- **Task brief**: For the records that follow, give the number of lines containing the word "function", with no added text.

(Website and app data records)

#####

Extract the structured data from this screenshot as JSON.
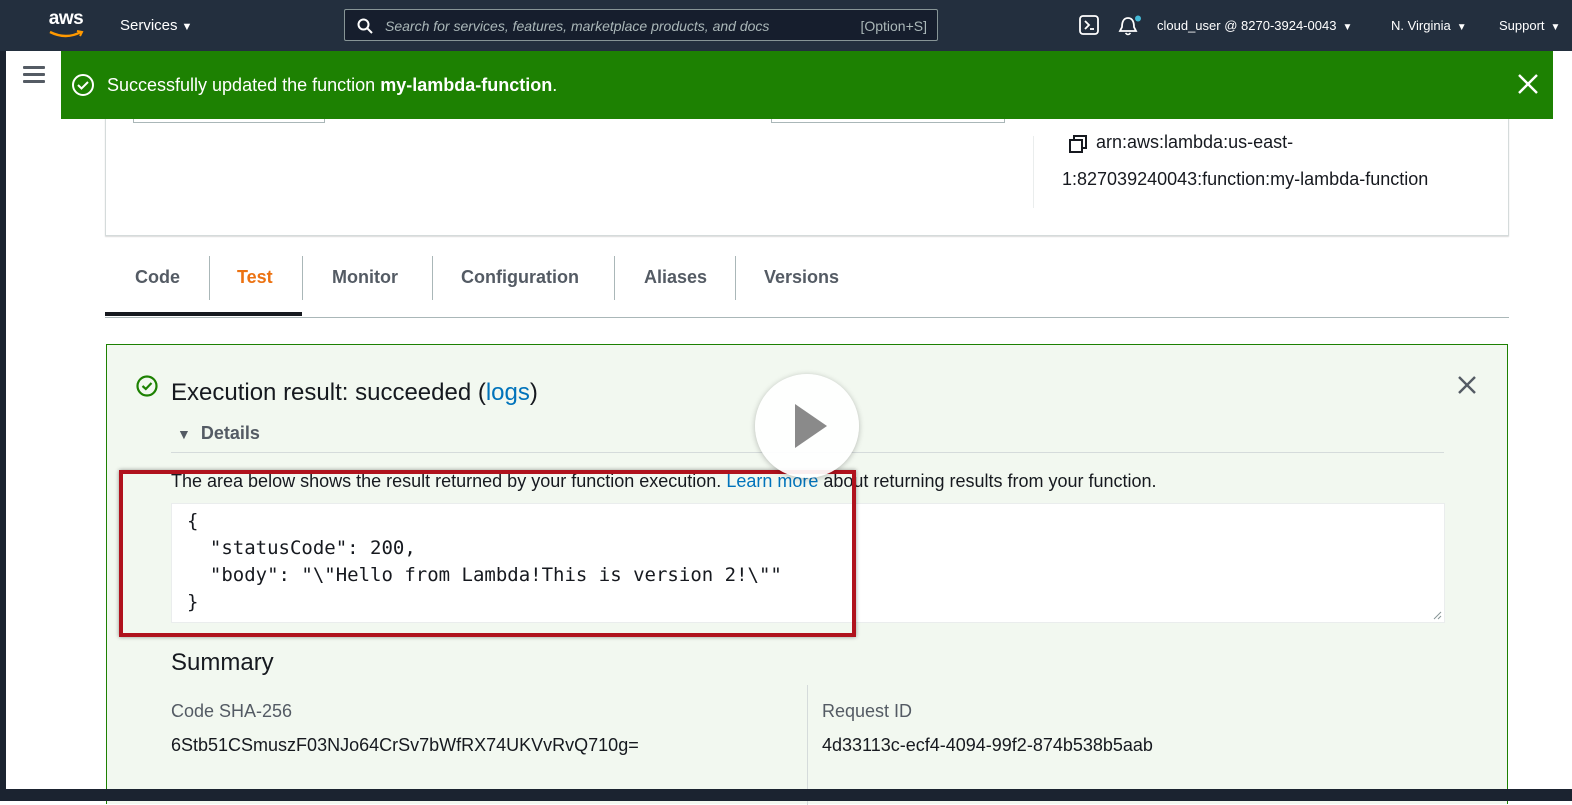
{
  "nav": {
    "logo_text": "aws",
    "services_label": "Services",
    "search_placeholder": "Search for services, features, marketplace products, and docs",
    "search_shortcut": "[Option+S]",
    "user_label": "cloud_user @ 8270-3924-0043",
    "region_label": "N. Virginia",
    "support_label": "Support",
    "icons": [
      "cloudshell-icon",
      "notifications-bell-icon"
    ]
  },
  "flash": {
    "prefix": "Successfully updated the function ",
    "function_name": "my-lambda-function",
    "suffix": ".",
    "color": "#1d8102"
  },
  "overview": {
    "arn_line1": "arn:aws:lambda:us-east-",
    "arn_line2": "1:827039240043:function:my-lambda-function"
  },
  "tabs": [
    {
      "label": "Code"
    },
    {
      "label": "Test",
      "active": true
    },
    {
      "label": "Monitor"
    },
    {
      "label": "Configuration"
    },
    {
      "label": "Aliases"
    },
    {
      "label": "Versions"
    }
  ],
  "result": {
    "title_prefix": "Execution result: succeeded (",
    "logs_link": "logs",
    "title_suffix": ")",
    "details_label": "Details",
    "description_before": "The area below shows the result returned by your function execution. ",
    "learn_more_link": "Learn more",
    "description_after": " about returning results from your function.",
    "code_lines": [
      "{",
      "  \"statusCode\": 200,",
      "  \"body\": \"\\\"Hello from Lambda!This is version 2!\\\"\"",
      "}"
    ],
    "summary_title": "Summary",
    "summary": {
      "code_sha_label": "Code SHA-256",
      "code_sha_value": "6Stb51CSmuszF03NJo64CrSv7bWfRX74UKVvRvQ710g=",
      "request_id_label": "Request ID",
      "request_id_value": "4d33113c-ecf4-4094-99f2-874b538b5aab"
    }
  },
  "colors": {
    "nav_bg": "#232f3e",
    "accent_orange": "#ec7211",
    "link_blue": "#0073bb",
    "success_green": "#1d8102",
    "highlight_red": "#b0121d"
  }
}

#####

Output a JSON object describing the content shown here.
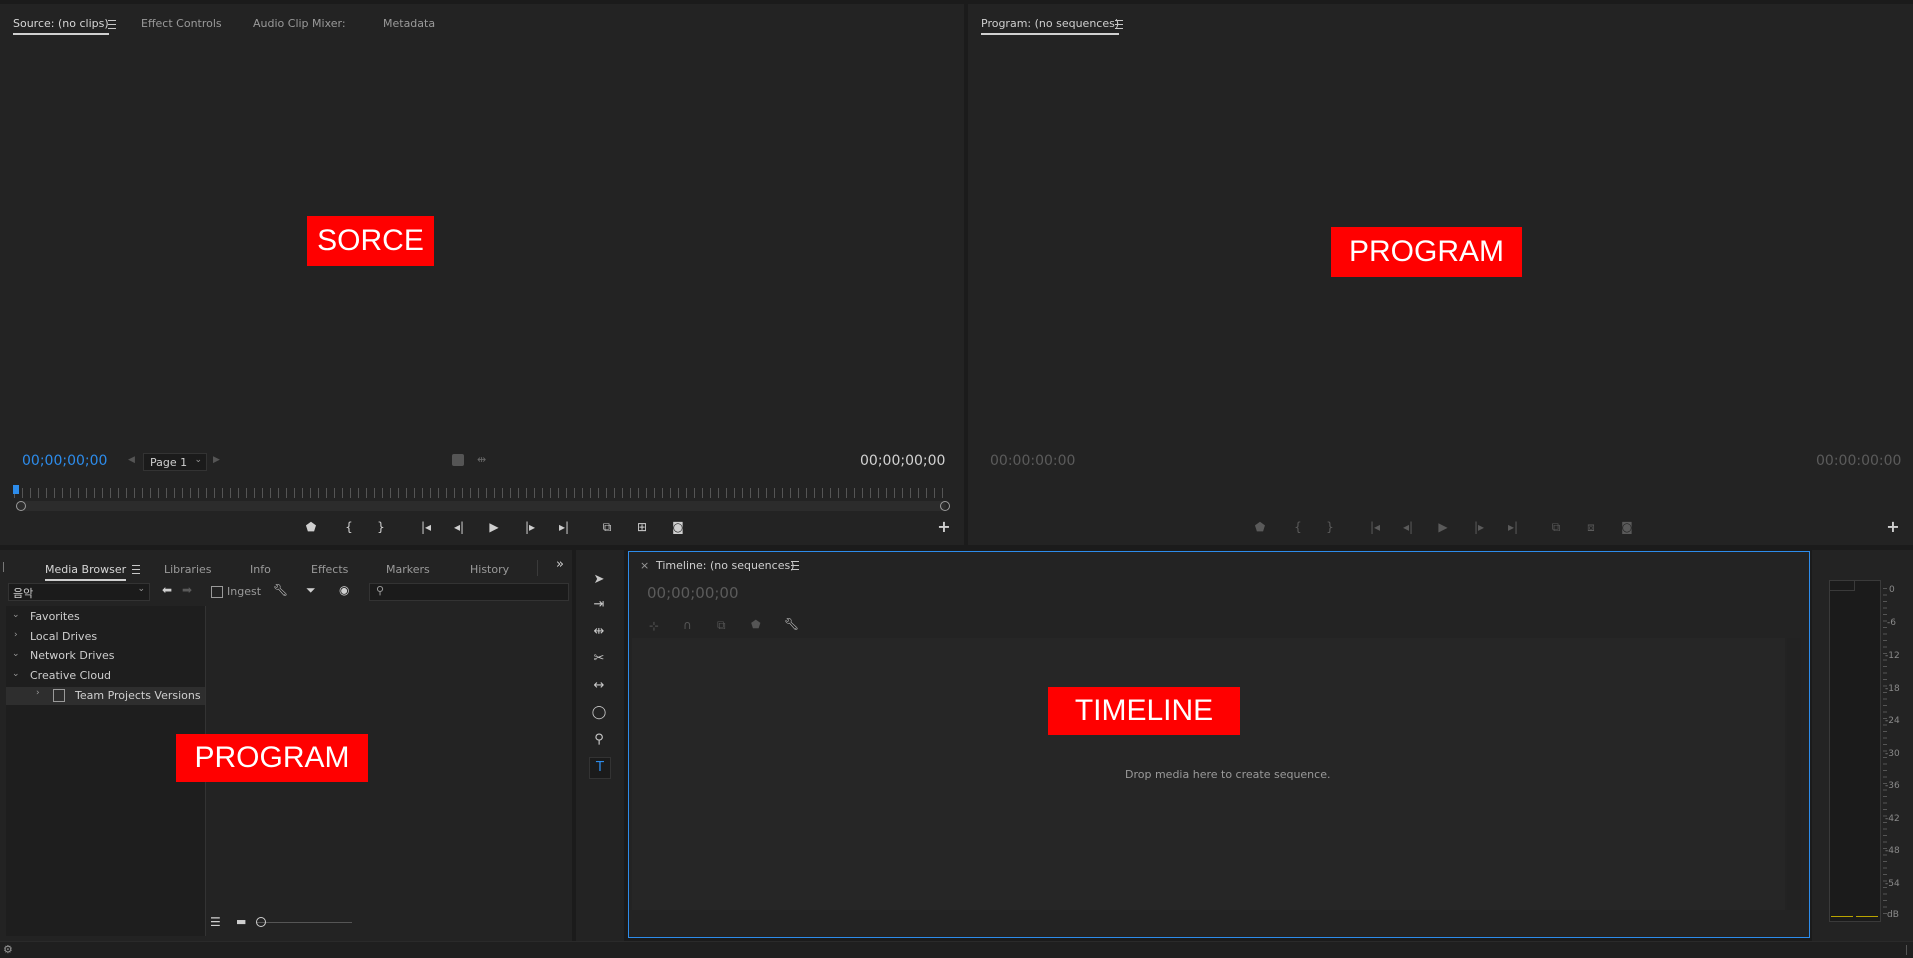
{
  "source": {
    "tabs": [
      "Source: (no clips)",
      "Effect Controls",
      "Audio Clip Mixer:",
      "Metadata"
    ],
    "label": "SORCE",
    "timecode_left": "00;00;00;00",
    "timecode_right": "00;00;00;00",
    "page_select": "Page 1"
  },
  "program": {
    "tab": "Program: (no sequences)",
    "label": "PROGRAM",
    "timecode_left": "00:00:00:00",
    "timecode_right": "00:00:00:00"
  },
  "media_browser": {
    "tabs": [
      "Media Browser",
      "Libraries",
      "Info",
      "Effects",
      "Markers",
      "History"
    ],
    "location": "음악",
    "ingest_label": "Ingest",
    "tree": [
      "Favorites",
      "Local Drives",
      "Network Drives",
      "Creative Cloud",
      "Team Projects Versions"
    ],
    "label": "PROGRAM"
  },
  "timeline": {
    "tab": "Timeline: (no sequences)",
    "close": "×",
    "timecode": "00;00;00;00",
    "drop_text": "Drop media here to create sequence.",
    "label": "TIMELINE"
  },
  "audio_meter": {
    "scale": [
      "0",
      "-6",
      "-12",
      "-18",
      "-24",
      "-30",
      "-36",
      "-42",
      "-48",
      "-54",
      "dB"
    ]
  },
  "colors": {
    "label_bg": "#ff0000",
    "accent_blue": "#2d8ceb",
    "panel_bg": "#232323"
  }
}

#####

- **Result of this exercise**: 5